“Currently residents must lodge an FOI and pay a $30 fee to access recordings from public council meetings,” she said.

“And the council doesn’t even record the entire meeting, only public question time.

“Since we have to pay for the audio we wanted to put it on our website so residents could hear what questions were asked.

“But the council refuses to allow us to make these recordings freely available to ratepayers saying it is subject to copyright.

“Unbelievably even councillors who want to access the audio must be supervised by a person designated by the CEO, complete a form identifying the section of the meeting they want to access and are not allowed to keep an electronic copy without permission.

“Something is seriously wrong with all of this.

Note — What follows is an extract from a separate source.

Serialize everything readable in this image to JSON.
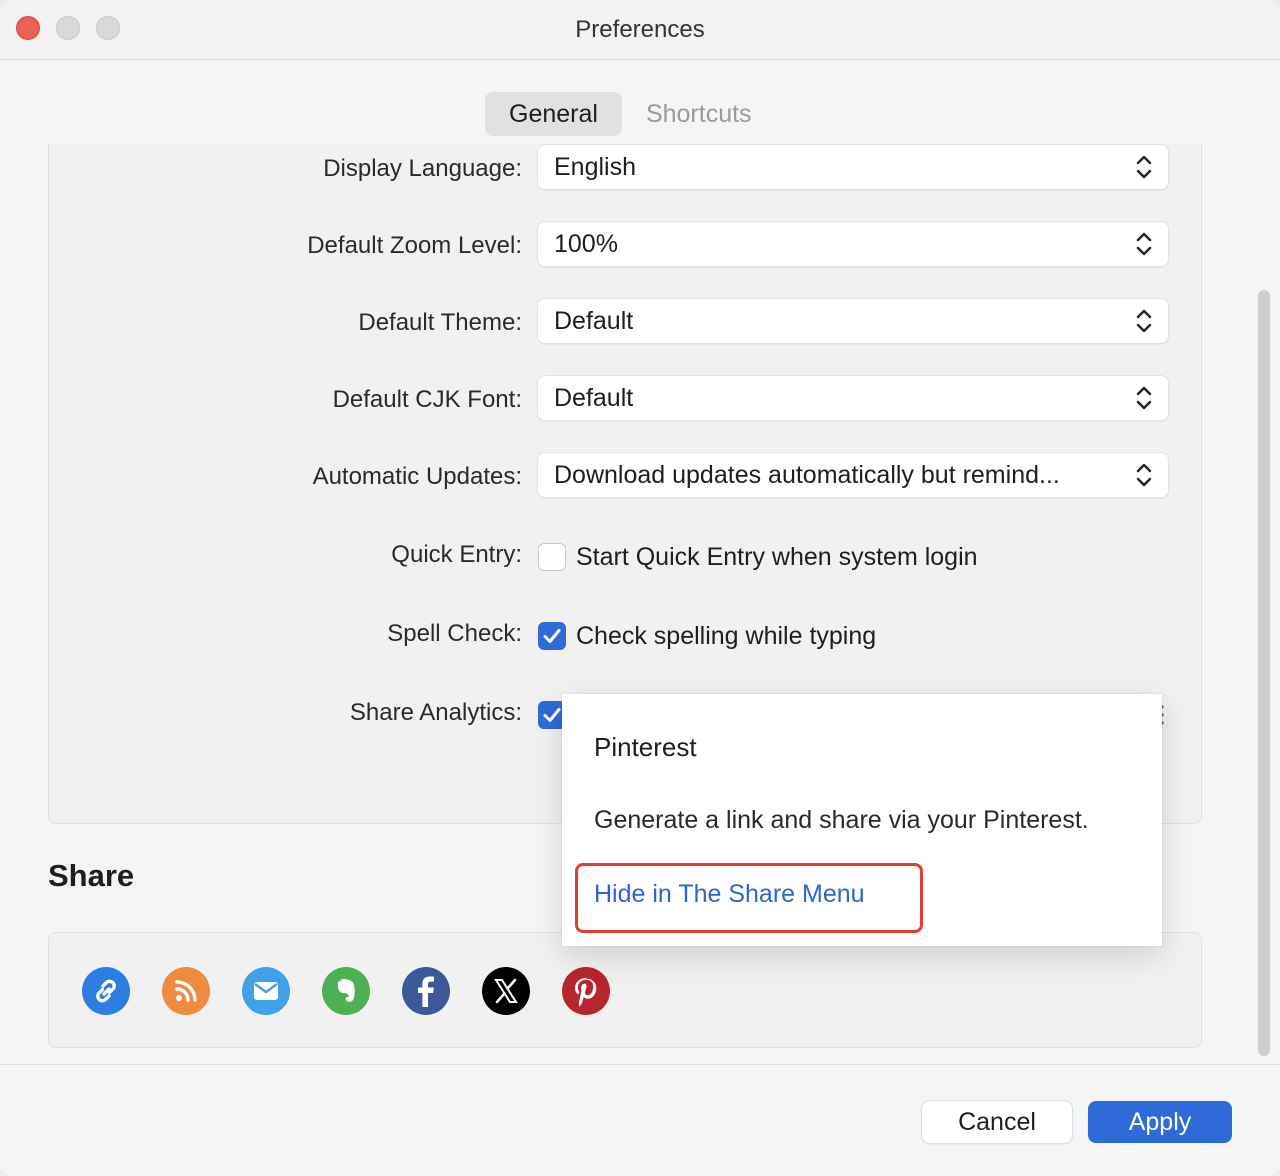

“I’m not aware of any other council that does this and gets away with calling itself open and accountable.”

Former councillor Paul Hitt said councils must be fully transparent in their actions and decision making.

“To do this the full council meetings need to be electronically recorded which occurs in many other councils in Australia,” he said.

“So what is this council frightened of, surely not of being fully open and accountable to its residents and ratepayers?”

City of Belmont chief executive John Christie said the issue of audio recording and live streaming council meetings had been deliberated numerous times by council.

Mr Christie said last year council adopted a policy to record public question time but only to assist with verification of the minutes.

“The balance of the deliberation process at council meetings, with the exception of confidential matters, is open to the public to observe the debate and voting process,” he said.

“In the past 10 years there has been no challenge, that officers are aware of, relevant to this formal open and transparent decision process.”

Beyond transparency, Ms Hollands said the City needed to make council meetings freely accessible to all residents.

“There are many residents who are unable to attend council meetings for example many elderly and disabled people are unable to go out at night and under this policy are being treated less favourably by the City,” she said.

Shadow Local Government Minister Bill Marmion said he was concerned that council seemed to be shirking their accountability and creating more red tape for ratepayers.

“The council is accountable to the ratepayers and they have a right to know what is going on,” he said.

Local Government Minister David Templeman said audio recording or live streaming of meetings is a matter for local governments to decide.

“There may be proposals to introduce online public recording of meetings, but that has yet to be considered for future amendments,” he said.

The Town of Victoria Park will start live streaming all council meetings starting this month.